I picked up Virginia Postrel's new book, The Substance of Style this weekend, and am nearly finished with it. Since there was quite a buzz about it in the blogosphere, I thought I would give my two cents.
The book is good, but I wouldn't recommend it unless you are interested in the subject matter. It isn't one of those slap-you-in-your-face-and-cause-some-cognitive-dissonance books that everyone should read. But it is well researched and well written. The crux of it is that there is real value in aesthetics. Postrel gives the example repeatedly of Motorola releasing a new pager that was funcitonally identical to the old one, only it was green instead of black – and it cost $15 more.
Some people think that functionality is all that matters, or should matter, and that aesthetics are a waste of time and money. I have to admit that back when I was more of an engineer than a businesspundit, I agreed with that. But I began to realize several years ago that whether right or not, people judge other people (and things) on their visual appeal. Look at what Rachel Lucas posted just today:
I'm not sure 'monstrosity' is the right word – there's nothing actully unpleasant about The Great Indoors. The main problem is that they have ungodly numbers of things to buy, and I want to buy them all. I want every single thing in the entire KitchenAid section. Every single thing, that's right. Including all the stuff I will never use. KitchenAid makes such beautiful products, dammit! I want to have them all just so I can look at them and say oooooh, pretty.
I think her experience is common.
All this aesthetic value stuff is just making economics that much of a "softer" science, a trend that began with all the behavioral economics studies done over the last few years.
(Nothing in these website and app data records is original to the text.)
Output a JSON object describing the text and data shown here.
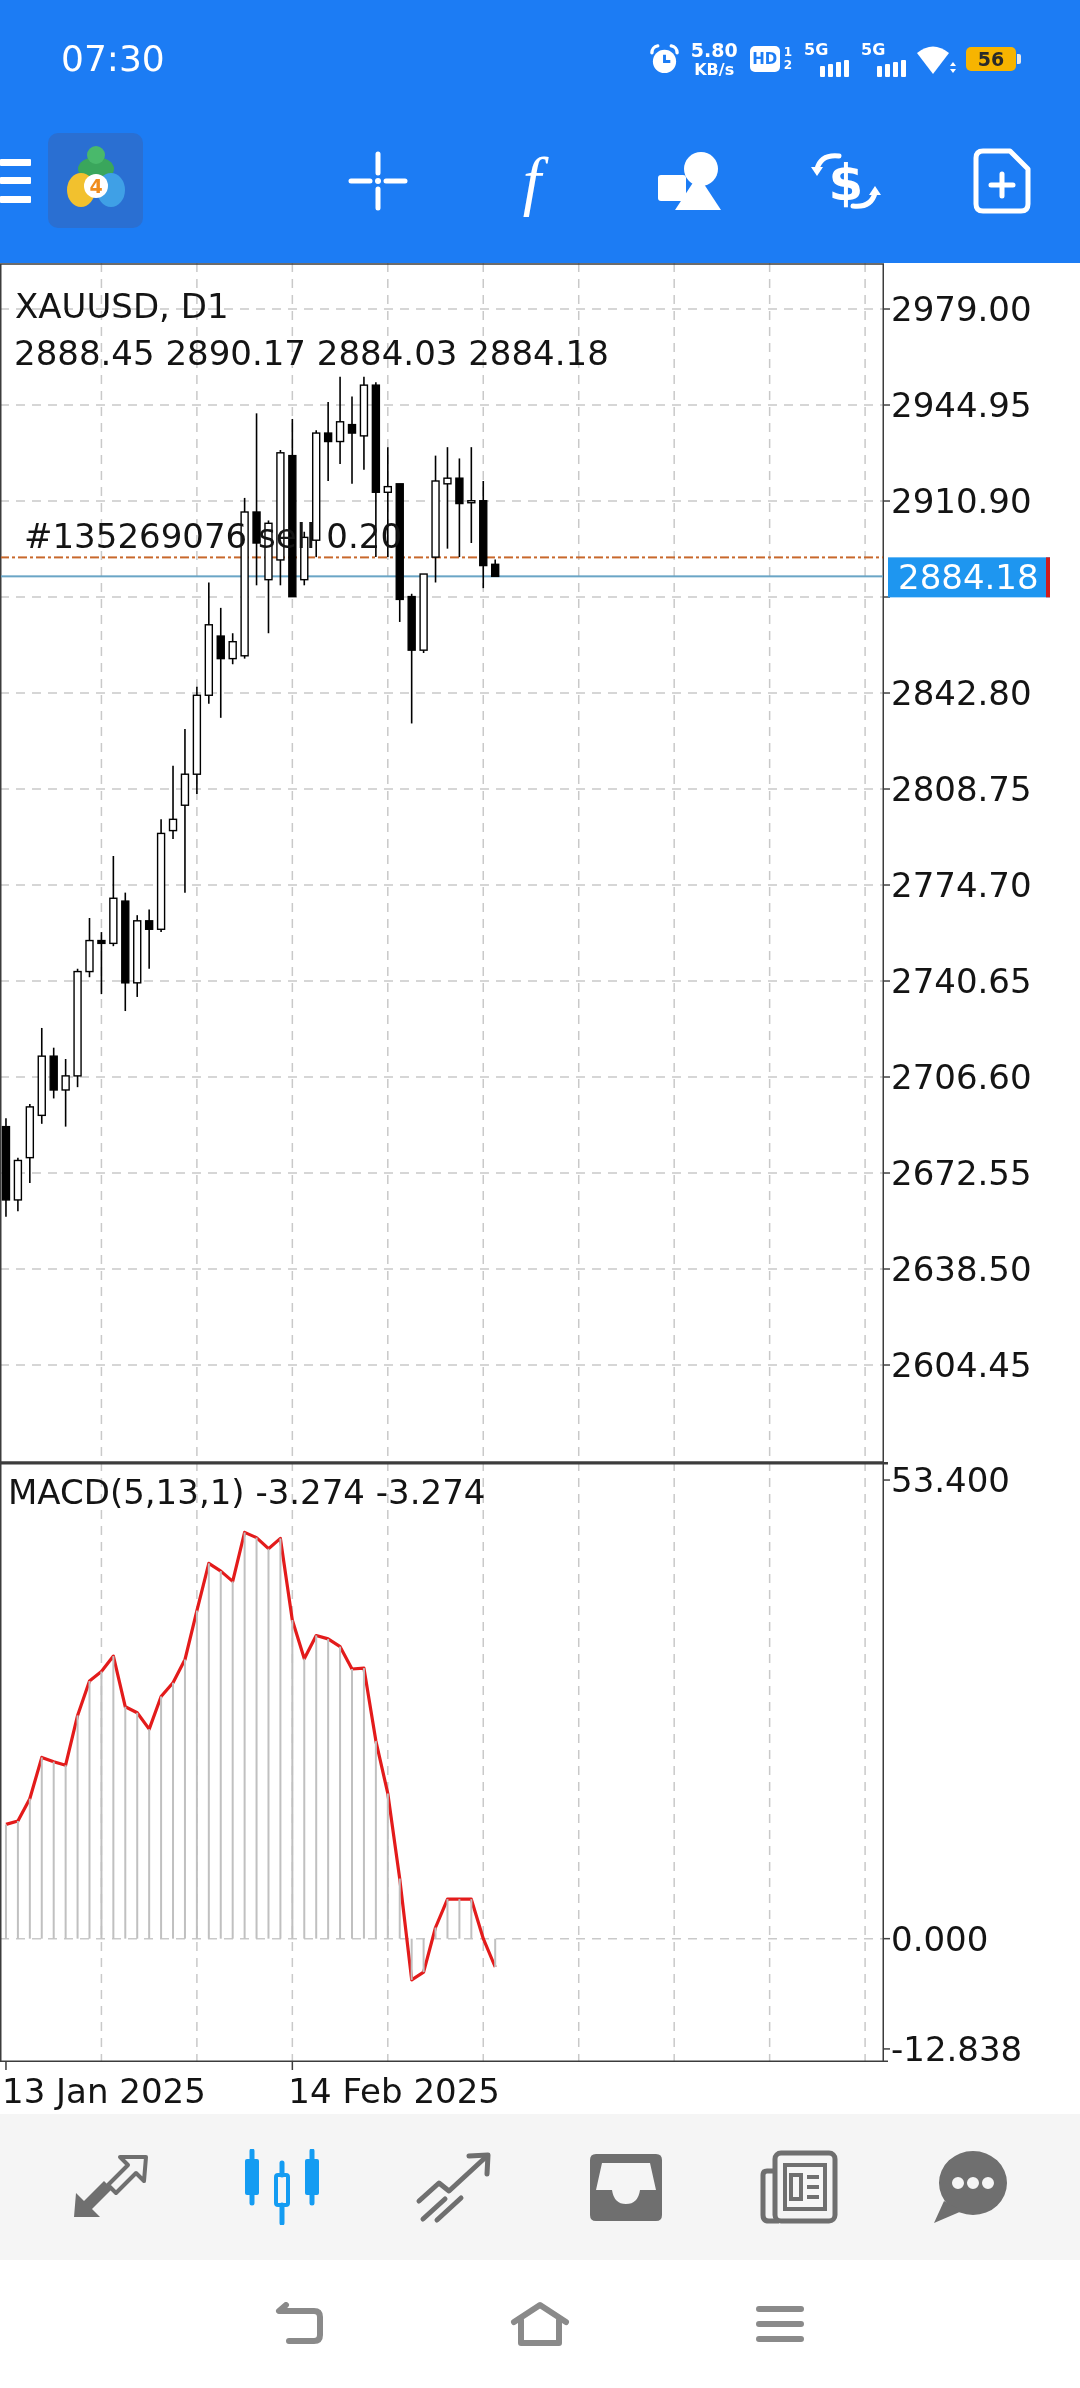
{
  "status_bar": {
    "time": "07:30",
    "net_speed": "5.80",
    "net_speed_unit": "KB/s",
    "hd_badge": "HD",
    "sim_slots": [
      "1",
      "2"
    ],
    "networks": [
      "5G",
      "5G"
    ],
    "battery": "56"
  },
  "toolbar": {
    "logo_badge": "4",
    "tools": [
      {
        "kind": "crosshair"
      },
      {
        "kind": "function",
        "glyph": "f"
      },
      {
        "kind": "objects"
      },
      {
        "kind": "trade",
        "glyph": "$"
      },
      {
        "kind": "new-order"
      }
    ]
  },
  "chart": {
    "ohlc_values": "2888.45 2890.17 2884.03 2884.18",
    "current_price": "2884.18",
    "chart_data": {
      "type": "candlestick",
      "title": "XAUUSD, D1",
      "grid": true,
      "categories": [
        null,
        null,
        null,
        null,
        null,
        null,
        null,
        null,
        null,
        null,
        null,
        null,
        null,
        null,
        null,
        null,
        null,
        null,
        null,
        null,
        null,
        null,
        null,
        null,
        null,
        null,
        null,
        null,
        null,
        null,
        null,
        null,
        null,
        null,
        null,
        null,
        null,
        null,
        null,
        null,
        null,
        null,
        null,
        null,
        null,
        null,
        null,
        null,
        null,
        null,
        null,
        null,
        null,
        null,
        null,
        null,
        null,
        null,
        null,
        null,
        null,
        null,
        null,
        null,
        null,
        null,
        null,
        null,
        null,
        null,
        null,
        null,
        null,
        null
      ],
      "ylim": [
        2570.05,
        2995.32
      ],
      "yticks": [
        {
          "value": 2979,
          "label": "2979.00"
        },
        {
          "value": 2944.95,
          "label": "2944.95"
        },
        {
          "value": 2910.9,
          "label": "2910.90"
        },
        {
          "value": 2842.8,
          "label": "2842.80"
        },
        {
          "value": 2808.75,
          "label": "2808.75"
        },
        {
          "value": 2774.7,
          "label": "2774.70"
        },
        {
          "value": 2740.65,
          "label": "2740.65"
        },
        {
          "value": 2706.6,
          "label": "2706.60"
        },
        {
          "value": 2672.55,
          "label": "2672.55"
        },
        {
          "value": 2638.5,
          "label": "2638.50"
        },
        {
          "value": 2604.45,
          "label": "2604.45"
        }
      ],
      "ohlc": [
        [
          2689,
          2692,
          2657,
          2663
        ],
        [
          2663,
          2678,
          2659,
          2677
        ],
        [
          2678,
          2697,
          2669,
          2696
        ],
        [
          2693,
          2724,
          2690,
          2714
        ],
        [
          2714,
          2717,
          2699,
          2702
        ],
        [
          2702,
          2713,
          2689,
          2707
        ],
        [
          2707,
          2745,
          2703,
          2744
        ],
        [
          2744,
          2763,
          2742,
          2755
        ],
        [
          2755,
          2758,
          2736,
          2754
        ],
        [
          2754,
          2785,
          2753,
          2770
        ],
        [
          2769,
          2772,
          2730,
          2740
        ],
        [
          2740,
          2764,
          2735,
          2762
        ],
        [
          2762,
          2766,
          2745,
          2759
        ],
        [
          2759,
          2798,
          2758,
          2793
        ],
        [
          2794,
          2817,
          2791,
          2798
        ],
        [
          2803,
          2830,
          2772,
          2814
        ],
        [
          2814,
          2845,
          2807,
          2842
        ],
        [
          2842,
          2882,
          2839,
          2867
        ],
        [
          2863,
          2873,
          2834,
          2855
        ],
        [
          2855,
          2864,
          2853,
          2861
        ],
        [
          2856,
          2912,
          2855,
          2907
        ],
        [
          2907,
          2942,
          2881,
          2896
        ],
        [
          2883,
          2904,
          2864,
          2903
        ],
        [
          2890,
          2929,
          2881,
          2928
        ],
        [
          2927,
          2940,
          2877,
          2877
        ],
        [
          2883,
          2900,
          2881,
          2898
        ],
        [
          2897,
          2936,
          2891,
          2935
        ],
        [
          2935,
          2946,
          2918,
          2932
        ],
        [
          2932,
          2955,
          2924,
          2939
        ],
        [
          2938,
          2948,
          2917,
          2935
        ],
        [
          2934,
          2955,
          2922,
          2952
        ],
        [
          2952,
          2953,
          2891,
          2914
        ],
        [
          2914,
          2930,
          2891,
          2916
        ],
        [
          2917,
          2917,
          2868,
          2876
        ],
        [
          2877,
          2878,
          2832,
          2858
        ],
        [
          2858,
          2885,
          2857,
          2885
        ],
        [
          2891,
          2927,
          2882,
          2918
        ],
        [
          2917,
          2930,
          2894,
          2919
        ],
        [
          2919,
          2926,
          2891,
          2910
        ],
        [
          2911,
          2930,
          2896,
          2911
        ],
        [
          2911,
          2918,
          2880,
          2888
        ],
        [
          2888.45,
          2890.17,
          2884.03,
          2884.18
        ],
        null,
        null,
        null,
        null,
        null,
        null,
        null,
        null,
        null,
        null,
        null,
        null,
        null,
        null,
        null,
        null,
        null,
        null,
        null,
        null,
        null,
        null,
        null,
        null,
        null,
        null,
        null,
        null,
        null,
        null,
        null,
        null
      ],
      "ref_lines": [
        {
          "axis": "y",
          "value": 2884.18,
          "color": "#6aa5c6"
        },
        {
          "axis": "y",
          "value": 2890.9,
          "label": "#135269076 sell 0.20",
          "color": "#c8682c"
        }
      ]
    }
  },
  "macd": {
    "chart_data": {
      "type": "bar",
      "title": "MACD(5,13,1) -3.274 -3.274",
      "grid": true,
      "categories": [
        null,
        null,
        null,
        null,
        null,
        null,
        null,
        null,
        null,
        null,
        null,
        null,
        null,
        null,
        null,
        null,
        null,
        null,
        null,
        null,
        null,
        null,
        null,
        null,
        null,
        null,
        null,
        null,
        null,
        null,
        null,
        null,
        null,
        null,
        null,
        null,
        null,
        null,
        null,
        null,
        null,
        null,
        null,
        null,
        null,
        null,
        null,
        null,
        null,
        null,
        null,
        null,
        null,
        null,
        null,
        null,
        null,
        null,
        null,
        null,
        null,
        null,
        null,
        null,
        null,
        null,
        null,
        null,
        null,
        null,
        null,
        null,
        null,
        null
      ],
      "ylim": [
        -14.36,
        55.5
      ],
      "yticks": [
        {
          "value": 53.4,
          "label": "53.400"
        },
        {
          "value": 0,
          "label": "0.000"
        },
        {
          "value": -12.838,
          "label": "-12.838"
        }
      ],
      "series": [
        {
          "color": "#c0c0c0",
          "values": [
            13.3,
            13.7,
            16.3,
            21.1,
            20.6,
            20.2,
            26,
            30,
            31.1,
            32.9,
            27,
            26.3,
            24.4,
            28.2,
            29.8,
            32.5,
            38.2,
            43.7,
            42.8,
            41.6,
            47.3,
            46.7,
            45.4,
            46.6,
            37.1,
            32.6,
            35.3,
            34.9,
            34,
            31.4,
            31.5,
            23,
            16.9,
            7,
            -4.8,
            -3.9,
            1.3,
            4.6,
            4.6,
            4.6,
            0,
            -3.3,
            null,
            null,
            null,
            null,
            null,
            null,
            null,
            null,
            null,
            null,
            null,
            null,
            null,
            null,
            null,
            null,
            null,
            null,
            null,
            null,
            null,
            null,
            null,
            null,
            null,
            null,
            null,
            null,
            null,
            null,
            null,
            null
          ]
        },
        {
          "type": "line",
          "color": "#e31b1b",
          "values": [
            13.3,
            13.7,
            16.3,
            21.1,
            20.6,
            20.2,
            26,
            30,
            31.1,
            32.9,
            27,
            26.3,
            24.4,
            28.2,
            29.8,
            32.5,
            38.2,
            43.7,
            42.8,
            41.6,
            47.3,
            46.7,
            45.4,
            46.6,
            37.1,
            32.6,
            35.3,
            34.9,
            34,
            31.4,
            31.5,
            23,
            16.9,
            7,
            -4.8,
            -3.9,
            1.3,
            4.6,
            4.6,
            4.6,
            0,
            -3.3,
            null,
            null,
            null,
            null,
            null,
            null,
            null,
            null,
            null,
            null,
            null,
            null,
            null,
            null,
            null,
            null,
            null,
            null,
            null,
            null,
            null,
            null,
            null,
            null,
            null,
            null,
            null,
            null,
            null,
            null,
            null,
            null
          ]
        }
      ]
    }
  },
  "time_axis": {
    "labels": [
      "13 Jan 2025",
      "14 Feb 2025"
    ]
  },
  "bottom_nav": [
    {
      "kind": "quotes",
      "selected": false
    },
    {
      "kind": "chart",
      "selected": true
    },
    {
      "kind": "trade",
      "selected": false
    },
    {
      "kind": "history",
      "selected": false
    },
    {
      "kind": "news",
      "selected": false
    },
    {
      "kind": "chat",
      "selected": false
    }
  ]
}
Intangible value isn't new, as people like Warren Buffett have talked about the power of branding, and why Coca-Cola, for instance, would have considerable value even without any hard assets. But aesthetic value is a different kind of intangible, and companies should now ask themselves how they can increase value by paying more attention to aesthetics. Technology has made it increasingly difficult to compete on price or quality, so design is the next competitive advantage. I remember in business school we debated whether business was an art or a science. I always leaned towards science, but it seems it is becoming more of an art all the time.